Thursday, September 8, 2016

Handmade Nation now

It's so funny that I felt compelled to write a post tonight, because I hardly ever do. What makes it funnier is that what compelled me is something that began around the time I first started this blog, a very different time indeed.

Waaaayyy back in 2008, back when Etsy was so young, back when I was just starting to explore this idea called MischaLee, there was a woman named Faythe Levine who was exploring this exploding movement, a reinvigoration of craft culture. She published a book that year called Handmade Nation, titled after her documentary which would be released the following year, in 2009. I excitedly scoured the internet and magazines during that time period, learning about all of the crafters doing their thing, reading craft tutorials and stories. I learned about her project while she was still making it, and I ordered the book immediately when it came out. She began screening the documentary after its release, and I missed every screening. Would you believe that I didn't watch it for the first time until tonight?? I ordered it on (another blast from the past from that era) when they sent me an email that it was soon going out of print. What the heck took me so long?

I'm not gonna beat myself up about how tardy to the party I am (by 7 years, haha), but it was actually interesting watching it now in this later context. I had so much nostalgia for the excitement and possibilites I felt when I used to see these women making their own careers and forging their own paths. I remember so clearly the aesthetic from that particular craft revival. Everything felt very punk, very kitchy, so DIY. It was incredibly cool seeing these people around my age bucking the norms and experimenting with what it means to be an artist or maker as a viable path in adulthood. I have a lot of craft books from this time, when it was really novel to see a craft book that wasn't something your mom or aunt would use to do a weekend project. These were young people recycling materials, making things with a modern feel, and rejecting the trends. I went to the first few Renegade Craft Fairs in New York, and would geek out seeing the makers whose blogs I read.

What struck me was how much has changed. The question was posed towards the end of the documentary of how the capitalist machine would affect the handmade movement over time. It felt very grassroots initially, but it has definitely become more mainstream through the last few years and taken on a new life. I've watched big companies jump on board to collaborate with indie makers, something that really wasn't happening much back in 2009. I've also seen big companies striving more to have more "authenticity", or to highlight handmade aspects of their designs. They speak more to the quality or roots of their brand more than ever. There are many more small collections and limited runs being released. One bad thing that has happened is indie artists and makers getting ripped off at a staggering rate.

The aesthetic has definitely evolved too. Things are much more polished. The handmade goods now have a bit less of that homespun character that initially charmed people. Now products are expected to be more perfect, they ride the line between a manufactured and a handmade look. Displays at craft shows are much more involved, everything is more professional. I think it has become much more competitive, so this is part of the reason. It is harder than ever to get into some of the big craft shows as a vendor. I don't necessarily see this as a bad thing, but I think while it's exciting as a customer, it also seems more intimidating to a person who might be interested in moving towards a maker life.

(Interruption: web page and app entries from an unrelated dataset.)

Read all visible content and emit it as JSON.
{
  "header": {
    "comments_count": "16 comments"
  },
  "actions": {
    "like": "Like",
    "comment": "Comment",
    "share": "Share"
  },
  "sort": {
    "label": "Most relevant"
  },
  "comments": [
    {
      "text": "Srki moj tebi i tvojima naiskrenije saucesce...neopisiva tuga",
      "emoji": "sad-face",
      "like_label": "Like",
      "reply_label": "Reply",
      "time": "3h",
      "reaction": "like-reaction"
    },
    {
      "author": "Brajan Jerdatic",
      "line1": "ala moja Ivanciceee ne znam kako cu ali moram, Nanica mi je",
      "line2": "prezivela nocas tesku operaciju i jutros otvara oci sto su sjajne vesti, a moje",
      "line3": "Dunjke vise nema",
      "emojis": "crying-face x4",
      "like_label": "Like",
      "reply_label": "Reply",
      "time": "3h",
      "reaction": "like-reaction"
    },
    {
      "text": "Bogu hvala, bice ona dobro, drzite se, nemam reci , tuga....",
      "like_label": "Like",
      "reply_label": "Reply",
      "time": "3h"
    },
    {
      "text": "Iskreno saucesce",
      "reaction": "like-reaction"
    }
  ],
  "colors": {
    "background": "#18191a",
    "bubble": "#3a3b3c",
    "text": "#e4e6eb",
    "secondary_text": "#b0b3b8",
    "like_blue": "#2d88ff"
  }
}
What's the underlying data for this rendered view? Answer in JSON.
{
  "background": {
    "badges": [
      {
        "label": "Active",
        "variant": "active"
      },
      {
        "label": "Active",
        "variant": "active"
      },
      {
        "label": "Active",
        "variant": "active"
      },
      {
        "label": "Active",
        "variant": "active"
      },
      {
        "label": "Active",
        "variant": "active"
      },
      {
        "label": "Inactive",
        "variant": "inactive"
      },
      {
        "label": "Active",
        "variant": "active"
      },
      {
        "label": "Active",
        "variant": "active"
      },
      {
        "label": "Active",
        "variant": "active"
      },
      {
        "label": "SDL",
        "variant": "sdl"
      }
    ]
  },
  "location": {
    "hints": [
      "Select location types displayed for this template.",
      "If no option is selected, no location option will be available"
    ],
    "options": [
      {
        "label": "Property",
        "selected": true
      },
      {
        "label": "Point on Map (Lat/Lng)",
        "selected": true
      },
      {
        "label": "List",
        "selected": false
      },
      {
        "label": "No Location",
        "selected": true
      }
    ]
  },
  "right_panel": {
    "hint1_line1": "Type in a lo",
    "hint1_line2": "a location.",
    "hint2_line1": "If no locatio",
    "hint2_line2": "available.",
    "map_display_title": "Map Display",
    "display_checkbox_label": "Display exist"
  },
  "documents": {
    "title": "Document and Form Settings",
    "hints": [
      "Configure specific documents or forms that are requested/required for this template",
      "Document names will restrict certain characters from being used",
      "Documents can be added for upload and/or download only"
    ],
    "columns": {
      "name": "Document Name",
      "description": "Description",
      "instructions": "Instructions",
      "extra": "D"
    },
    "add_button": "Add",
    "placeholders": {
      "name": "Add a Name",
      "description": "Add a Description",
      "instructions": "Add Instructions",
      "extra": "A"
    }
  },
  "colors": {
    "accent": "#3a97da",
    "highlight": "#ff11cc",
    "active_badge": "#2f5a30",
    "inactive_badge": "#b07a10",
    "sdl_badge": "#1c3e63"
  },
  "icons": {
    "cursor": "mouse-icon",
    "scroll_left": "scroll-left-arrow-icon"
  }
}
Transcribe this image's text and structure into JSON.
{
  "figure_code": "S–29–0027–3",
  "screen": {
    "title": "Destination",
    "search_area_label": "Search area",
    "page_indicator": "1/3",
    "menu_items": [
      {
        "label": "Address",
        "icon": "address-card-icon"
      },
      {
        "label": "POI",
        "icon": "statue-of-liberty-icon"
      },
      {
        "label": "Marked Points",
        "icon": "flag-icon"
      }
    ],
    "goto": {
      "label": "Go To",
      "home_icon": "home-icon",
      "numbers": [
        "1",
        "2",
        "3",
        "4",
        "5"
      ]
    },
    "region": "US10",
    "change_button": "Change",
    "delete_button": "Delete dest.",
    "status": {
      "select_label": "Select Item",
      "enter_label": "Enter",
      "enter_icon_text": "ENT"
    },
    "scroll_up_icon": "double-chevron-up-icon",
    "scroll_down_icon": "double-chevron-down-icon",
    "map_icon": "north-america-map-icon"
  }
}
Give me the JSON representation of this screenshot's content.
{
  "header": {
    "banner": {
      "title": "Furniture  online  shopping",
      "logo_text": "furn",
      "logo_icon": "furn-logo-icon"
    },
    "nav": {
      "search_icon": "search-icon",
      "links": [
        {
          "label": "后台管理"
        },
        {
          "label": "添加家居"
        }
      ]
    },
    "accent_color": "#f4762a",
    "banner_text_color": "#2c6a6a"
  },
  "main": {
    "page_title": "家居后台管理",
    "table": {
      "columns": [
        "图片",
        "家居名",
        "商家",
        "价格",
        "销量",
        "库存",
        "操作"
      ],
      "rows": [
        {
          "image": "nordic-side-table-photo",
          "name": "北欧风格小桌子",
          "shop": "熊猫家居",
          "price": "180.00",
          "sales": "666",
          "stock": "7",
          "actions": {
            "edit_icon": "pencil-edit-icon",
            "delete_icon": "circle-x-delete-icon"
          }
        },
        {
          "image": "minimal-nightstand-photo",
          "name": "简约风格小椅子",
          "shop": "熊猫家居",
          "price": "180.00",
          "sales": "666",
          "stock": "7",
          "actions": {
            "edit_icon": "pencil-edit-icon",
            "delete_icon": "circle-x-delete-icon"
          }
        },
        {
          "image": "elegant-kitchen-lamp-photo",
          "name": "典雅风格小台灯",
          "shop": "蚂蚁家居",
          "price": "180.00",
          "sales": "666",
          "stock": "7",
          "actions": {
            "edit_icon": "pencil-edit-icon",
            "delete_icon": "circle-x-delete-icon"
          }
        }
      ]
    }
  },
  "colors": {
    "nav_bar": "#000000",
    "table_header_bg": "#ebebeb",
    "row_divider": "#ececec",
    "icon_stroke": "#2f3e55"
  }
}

Watching Handmade Nation just had me pondering a lot of questions, although to be fair these are things I think about frequently. Will this trend continue to hold? Will small brands become more and more like polished, sanitized big brands until they are indistinguishable? How much growth can happen if you keep your company small? It sometimes seems limiting. People often shop small brands to "support real people" but big brands employee far more people. I wonder sometimes if it's really unrealistic to be so exclusive, especially when you consider how hard it is for a smaller business to provide things like health benefits. Is smaller really better? Is the current handmade movement too removed from its roots? Where do we draw the line for handmade? There are many people designing on a small scale and outsourcing production to specialized companies. I wonder where they fall in the spectrum.

None of these questions are meant to undermine what's happening today. I still love the handmade, indie, and craft movement. I love small businesses and support them every step of the way, and obviously I AM a small business. I just like to think from different perspectives and explore ideas. I'm curious to see where the indie road goes, so to speak. This culture that Handmade Nation covered has changed so much in just a few years, I can't imagine what else is in store. I will keep following my favorite makers and evolving with the times. I think it's so cool how the internet has really opened up the worlds of possibility for more people than ever, to forge their own paths, make their own careers, and connect to like-minded individuals. Not to mention the easily accessed exposure to new ideas that is at our fingertips. Amidst the insanity of the times (let's NOT talk about our current election) it's good to know there are still things to look forward to.